_The data_
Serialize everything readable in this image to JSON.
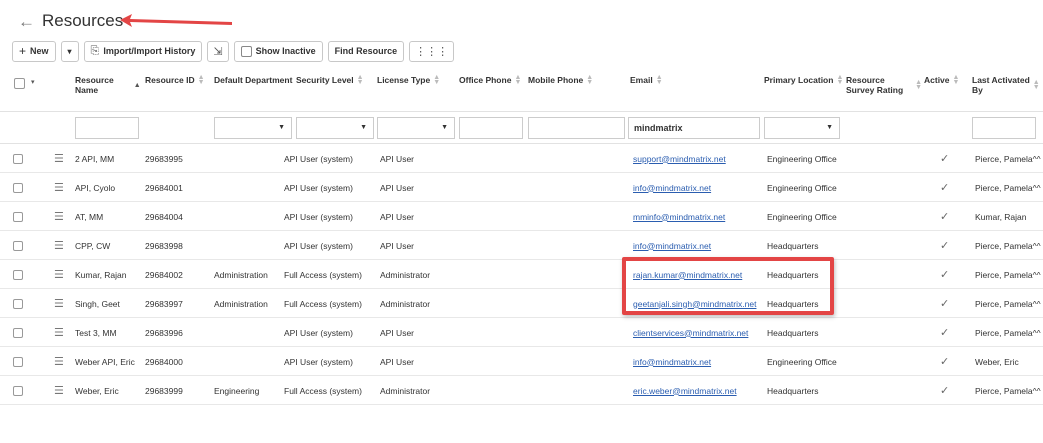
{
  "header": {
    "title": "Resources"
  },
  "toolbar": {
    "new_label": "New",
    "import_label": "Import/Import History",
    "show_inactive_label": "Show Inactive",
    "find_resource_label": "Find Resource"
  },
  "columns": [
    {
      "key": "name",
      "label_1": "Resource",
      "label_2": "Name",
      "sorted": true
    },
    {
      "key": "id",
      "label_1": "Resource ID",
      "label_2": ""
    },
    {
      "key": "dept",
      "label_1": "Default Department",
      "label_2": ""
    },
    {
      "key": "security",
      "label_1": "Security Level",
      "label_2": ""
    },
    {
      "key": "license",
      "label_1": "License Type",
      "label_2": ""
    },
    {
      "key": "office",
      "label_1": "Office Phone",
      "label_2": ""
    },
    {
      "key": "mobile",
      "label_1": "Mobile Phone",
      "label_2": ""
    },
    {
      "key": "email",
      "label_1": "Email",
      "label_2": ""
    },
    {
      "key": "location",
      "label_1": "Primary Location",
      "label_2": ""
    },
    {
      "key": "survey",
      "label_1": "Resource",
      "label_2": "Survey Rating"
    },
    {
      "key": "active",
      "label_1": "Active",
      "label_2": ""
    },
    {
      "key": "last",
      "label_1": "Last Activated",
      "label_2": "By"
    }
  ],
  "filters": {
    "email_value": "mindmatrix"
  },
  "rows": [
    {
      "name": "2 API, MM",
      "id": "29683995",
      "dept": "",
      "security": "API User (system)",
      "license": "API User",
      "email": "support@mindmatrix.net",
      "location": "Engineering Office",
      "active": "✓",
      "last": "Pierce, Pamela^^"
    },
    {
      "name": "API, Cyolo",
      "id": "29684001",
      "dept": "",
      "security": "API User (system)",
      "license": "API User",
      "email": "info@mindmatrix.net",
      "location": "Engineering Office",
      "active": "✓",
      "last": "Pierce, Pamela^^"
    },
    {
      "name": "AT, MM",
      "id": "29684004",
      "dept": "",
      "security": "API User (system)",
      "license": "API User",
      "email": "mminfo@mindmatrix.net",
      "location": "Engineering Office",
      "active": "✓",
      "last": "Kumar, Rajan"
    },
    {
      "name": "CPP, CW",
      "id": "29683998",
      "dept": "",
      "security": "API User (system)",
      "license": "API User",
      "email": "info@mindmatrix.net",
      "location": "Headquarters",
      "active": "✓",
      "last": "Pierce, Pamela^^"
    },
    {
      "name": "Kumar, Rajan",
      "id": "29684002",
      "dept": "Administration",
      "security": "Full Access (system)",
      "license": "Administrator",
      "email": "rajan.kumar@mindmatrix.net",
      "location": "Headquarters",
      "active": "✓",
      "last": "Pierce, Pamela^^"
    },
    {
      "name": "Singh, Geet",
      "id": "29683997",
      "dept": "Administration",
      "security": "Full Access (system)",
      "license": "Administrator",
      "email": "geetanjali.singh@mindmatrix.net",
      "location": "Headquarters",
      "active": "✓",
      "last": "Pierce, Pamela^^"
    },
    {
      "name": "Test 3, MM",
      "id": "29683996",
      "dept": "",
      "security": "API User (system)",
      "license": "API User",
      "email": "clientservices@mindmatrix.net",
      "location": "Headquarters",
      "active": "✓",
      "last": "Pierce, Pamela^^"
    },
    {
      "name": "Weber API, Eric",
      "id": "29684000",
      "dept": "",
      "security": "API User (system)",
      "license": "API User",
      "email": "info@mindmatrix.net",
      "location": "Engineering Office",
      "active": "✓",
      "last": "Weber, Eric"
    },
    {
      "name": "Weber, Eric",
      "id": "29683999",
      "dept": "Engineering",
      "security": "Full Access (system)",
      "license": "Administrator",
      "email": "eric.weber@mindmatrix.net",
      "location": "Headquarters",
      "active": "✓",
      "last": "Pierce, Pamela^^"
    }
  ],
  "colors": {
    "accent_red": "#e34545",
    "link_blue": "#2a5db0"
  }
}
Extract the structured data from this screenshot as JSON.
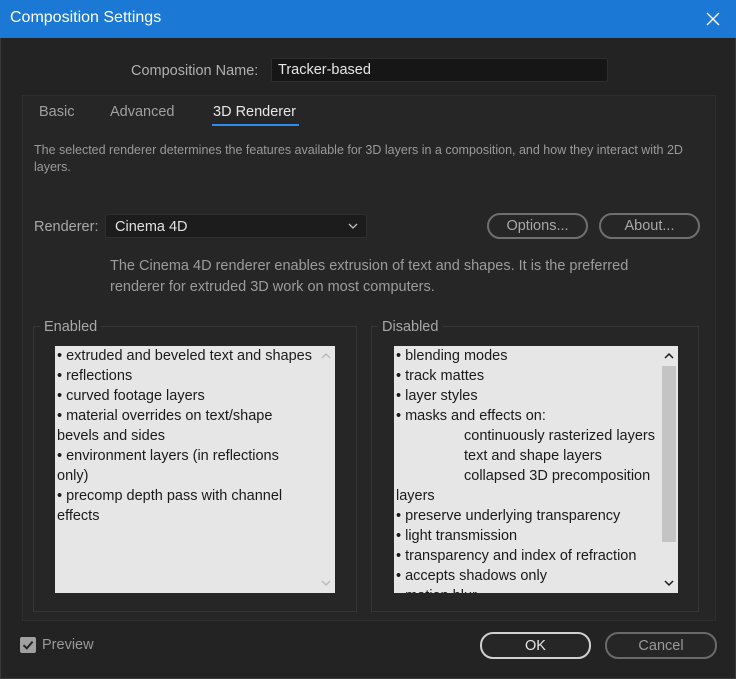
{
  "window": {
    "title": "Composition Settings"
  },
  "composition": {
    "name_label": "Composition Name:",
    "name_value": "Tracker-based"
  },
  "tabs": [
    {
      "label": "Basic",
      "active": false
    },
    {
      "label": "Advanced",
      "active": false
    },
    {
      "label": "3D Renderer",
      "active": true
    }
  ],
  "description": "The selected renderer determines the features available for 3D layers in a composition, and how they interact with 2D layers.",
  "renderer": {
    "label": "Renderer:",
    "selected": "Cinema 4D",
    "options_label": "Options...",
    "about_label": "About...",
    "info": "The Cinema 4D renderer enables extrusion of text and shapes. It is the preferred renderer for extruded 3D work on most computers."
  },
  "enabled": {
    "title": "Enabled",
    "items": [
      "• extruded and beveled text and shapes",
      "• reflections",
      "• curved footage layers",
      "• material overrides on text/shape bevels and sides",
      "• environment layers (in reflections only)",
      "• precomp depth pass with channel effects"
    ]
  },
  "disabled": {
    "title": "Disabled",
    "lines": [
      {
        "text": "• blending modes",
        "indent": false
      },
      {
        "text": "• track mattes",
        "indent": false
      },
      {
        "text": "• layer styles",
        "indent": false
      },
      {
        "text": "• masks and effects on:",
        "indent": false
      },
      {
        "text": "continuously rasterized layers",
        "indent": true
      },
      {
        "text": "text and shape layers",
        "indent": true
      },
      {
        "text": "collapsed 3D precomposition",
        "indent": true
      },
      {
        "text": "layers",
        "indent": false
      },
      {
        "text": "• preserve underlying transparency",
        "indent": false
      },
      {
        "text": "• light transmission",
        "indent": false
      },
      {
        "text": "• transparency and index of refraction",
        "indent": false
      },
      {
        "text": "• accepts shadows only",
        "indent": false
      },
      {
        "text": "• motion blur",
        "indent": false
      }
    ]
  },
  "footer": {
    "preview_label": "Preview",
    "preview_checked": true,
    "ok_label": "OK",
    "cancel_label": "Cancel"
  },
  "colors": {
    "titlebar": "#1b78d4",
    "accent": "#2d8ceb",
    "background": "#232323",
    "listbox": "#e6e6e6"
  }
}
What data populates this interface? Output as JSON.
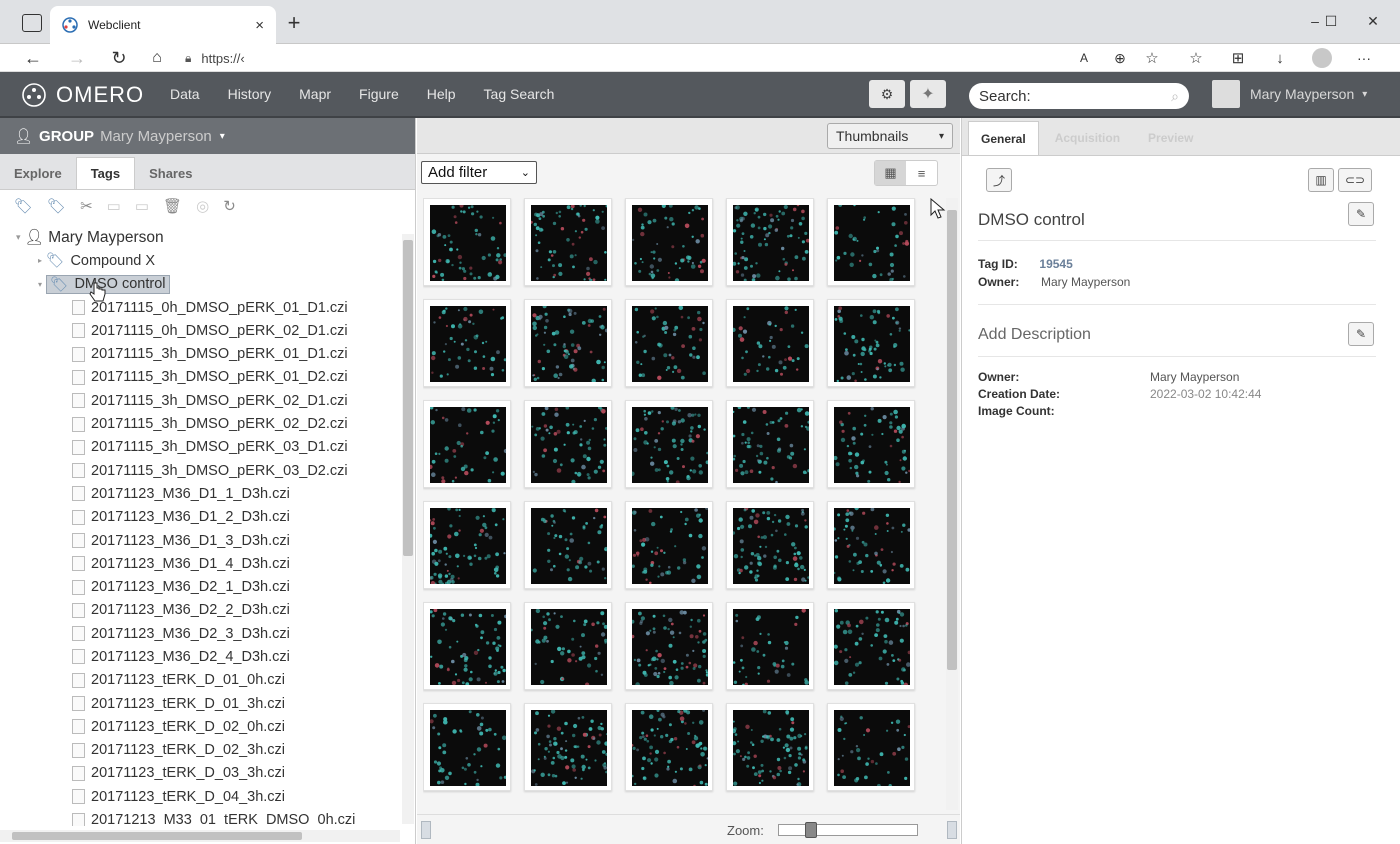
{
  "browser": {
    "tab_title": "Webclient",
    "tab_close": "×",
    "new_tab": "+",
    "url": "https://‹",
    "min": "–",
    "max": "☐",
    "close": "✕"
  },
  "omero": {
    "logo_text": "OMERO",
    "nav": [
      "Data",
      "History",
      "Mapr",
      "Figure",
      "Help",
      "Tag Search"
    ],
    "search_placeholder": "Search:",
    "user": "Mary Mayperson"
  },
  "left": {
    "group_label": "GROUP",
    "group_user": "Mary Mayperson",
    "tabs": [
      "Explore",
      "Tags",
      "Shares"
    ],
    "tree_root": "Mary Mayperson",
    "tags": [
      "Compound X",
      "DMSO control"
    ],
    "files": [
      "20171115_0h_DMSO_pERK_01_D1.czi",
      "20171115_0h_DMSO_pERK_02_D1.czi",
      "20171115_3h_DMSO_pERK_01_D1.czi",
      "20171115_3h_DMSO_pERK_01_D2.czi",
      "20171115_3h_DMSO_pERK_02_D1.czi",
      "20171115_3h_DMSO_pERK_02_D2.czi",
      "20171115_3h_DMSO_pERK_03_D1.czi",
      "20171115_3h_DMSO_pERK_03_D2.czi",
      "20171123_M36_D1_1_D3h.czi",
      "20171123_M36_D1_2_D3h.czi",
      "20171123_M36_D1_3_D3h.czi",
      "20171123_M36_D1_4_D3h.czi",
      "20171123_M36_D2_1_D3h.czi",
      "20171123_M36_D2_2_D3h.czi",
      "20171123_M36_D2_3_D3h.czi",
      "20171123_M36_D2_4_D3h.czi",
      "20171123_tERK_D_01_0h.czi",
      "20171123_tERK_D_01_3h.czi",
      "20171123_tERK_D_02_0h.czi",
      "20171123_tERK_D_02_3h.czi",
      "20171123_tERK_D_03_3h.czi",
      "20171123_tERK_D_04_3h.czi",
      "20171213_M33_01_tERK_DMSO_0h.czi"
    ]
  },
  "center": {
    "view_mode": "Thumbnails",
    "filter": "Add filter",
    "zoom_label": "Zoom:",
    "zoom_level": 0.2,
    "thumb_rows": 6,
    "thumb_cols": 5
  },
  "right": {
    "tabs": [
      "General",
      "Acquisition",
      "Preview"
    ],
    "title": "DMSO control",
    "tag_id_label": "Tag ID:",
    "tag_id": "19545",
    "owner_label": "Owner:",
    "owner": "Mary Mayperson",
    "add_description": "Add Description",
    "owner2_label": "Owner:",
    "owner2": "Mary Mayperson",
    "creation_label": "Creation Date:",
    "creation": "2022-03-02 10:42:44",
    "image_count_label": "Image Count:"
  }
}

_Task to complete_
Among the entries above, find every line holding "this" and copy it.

_Response area_
Serialize everything readable in this image to JSON.
Extract the structured data from this screenshot as JSON.
What data populates this interface? Output as JSON.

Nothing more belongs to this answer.